[Data records for software interfaces]
_ _ _ _ _

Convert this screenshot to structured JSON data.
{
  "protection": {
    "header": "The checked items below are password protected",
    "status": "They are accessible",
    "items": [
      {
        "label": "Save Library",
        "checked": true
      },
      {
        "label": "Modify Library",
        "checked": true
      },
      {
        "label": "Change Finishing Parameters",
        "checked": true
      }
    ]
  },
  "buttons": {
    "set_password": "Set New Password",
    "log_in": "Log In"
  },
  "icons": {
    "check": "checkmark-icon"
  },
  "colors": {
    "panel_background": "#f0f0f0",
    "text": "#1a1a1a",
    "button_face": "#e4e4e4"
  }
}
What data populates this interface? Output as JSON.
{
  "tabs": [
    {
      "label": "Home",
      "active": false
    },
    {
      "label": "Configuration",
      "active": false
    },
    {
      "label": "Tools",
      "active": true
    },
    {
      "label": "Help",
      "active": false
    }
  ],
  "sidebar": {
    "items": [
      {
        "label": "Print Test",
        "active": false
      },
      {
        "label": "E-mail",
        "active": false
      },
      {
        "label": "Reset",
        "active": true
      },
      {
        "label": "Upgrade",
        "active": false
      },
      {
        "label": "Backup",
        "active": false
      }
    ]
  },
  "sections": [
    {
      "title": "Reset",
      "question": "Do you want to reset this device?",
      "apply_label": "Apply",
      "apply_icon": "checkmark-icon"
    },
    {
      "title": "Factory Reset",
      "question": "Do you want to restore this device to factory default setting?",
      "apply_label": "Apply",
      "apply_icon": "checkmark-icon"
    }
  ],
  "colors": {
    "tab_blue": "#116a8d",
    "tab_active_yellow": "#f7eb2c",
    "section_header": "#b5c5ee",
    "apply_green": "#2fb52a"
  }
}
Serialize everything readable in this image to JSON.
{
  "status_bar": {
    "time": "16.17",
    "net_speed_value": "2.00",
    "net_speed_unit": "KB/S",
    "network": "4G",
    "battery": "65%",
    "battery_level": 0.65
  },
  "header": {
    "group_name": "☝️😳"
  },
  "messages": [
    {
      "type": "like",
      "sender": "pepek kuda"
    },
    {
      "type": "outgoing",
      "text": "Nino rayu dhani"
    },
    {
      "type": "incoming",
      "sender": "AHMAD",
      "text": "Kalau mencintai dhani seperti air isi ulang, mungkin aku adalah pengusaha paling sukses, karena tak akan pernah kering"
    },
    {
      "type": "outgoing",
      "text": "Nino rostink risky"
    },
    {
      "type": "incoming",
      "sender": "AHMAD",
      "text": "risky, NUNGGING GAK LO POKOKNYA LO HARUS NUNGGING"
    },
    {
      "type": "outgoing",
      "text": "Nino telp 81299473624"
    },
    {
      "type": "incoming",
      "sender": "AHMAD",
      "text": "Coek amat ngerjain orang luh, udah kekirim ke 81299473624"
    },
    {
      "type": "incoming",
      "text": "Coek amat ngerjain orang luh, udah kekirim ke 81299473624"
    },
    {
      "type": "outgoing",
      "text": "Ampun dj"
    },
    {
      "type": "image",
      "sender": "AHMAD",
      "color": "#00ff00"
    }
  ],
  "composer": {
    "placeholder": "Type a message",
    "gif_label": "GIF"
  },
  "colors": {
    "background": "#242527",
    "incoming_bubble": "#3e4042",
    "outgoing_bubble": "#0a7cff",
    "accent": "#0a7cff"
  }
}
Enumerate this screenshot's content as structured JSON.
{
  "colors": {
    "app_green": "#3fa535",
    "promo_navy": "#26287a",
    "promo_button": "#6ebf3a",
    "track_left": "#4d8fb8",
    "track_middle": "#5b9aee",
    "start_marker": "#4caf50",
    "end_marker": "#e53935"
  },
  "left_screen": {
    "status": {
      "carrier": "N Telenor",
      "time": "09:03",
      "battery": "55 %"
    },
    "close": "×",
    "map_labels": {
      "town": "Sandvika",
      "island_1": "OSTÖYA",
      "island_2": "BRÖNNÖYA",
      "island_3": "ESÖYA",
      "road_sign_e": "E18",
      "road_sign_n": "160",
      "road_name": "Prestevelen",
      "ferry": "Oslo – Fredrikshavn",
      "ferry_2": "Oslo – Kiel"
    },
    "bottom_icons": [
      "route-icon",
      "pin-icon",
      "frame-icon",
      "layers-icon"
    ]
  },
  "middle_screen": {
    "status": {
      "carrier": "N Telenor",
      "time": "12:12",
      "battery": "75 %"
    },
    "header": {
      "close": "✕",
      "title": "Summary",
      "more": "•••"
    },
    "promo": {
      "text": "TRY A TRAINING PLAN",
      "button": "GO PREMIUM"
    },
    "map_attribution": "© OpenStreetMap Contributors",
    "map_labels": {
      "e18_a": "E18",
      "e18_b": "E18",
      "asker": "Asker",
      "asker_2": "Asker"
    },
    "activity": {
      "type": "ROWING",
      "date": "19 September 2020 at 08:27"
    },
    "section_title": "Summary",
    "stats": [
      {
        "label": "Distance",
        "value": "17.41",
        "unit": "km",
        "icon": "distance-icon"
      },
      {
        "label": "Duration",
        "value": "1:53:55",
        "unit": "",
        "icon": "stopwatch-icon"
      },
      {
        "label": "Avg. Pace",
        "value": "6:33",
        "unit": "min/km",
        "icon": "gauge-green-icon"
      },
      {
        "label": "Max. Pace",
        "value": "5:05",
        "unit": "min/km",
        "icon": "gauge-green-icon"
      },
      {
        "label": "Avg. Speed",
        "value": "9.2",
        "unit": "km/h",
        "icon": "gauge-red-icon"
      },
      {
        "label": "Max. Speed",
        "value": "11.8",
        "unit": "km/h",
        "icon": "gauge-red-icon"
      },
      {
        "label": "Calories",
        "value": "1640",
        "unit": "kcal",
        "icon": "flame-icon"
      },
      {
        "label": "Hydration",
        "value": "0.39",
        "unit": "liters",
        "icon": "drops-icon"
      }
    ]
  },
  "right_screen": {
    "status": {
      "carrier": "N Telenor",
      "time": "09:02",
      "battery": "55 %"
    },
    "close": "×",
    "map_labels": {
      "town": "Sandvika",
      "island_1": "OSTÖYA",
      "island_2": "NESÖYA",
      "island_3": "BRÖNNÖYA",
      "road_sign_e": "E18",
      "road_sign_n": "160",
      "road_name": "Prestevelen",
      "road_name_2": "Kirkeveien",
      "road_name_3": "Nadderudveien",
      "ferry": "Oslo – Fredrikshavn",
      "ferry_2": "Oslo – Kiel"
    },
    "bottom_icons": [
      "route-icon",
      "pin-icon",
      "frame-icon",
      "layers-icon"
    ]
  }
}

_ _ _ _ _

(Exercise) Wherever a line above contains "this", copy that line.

(Answer to the exercise)
Convert this screenshot to structured JSON data.
What data populates this interface? Output as JSON.
      "question": "Do you want to reset this device?",
      "question": "Do you want to restore this device to factory default setting?",
Serialize everything readable in this image to JSON.
Enumerate this screenshot's content as structured JSON.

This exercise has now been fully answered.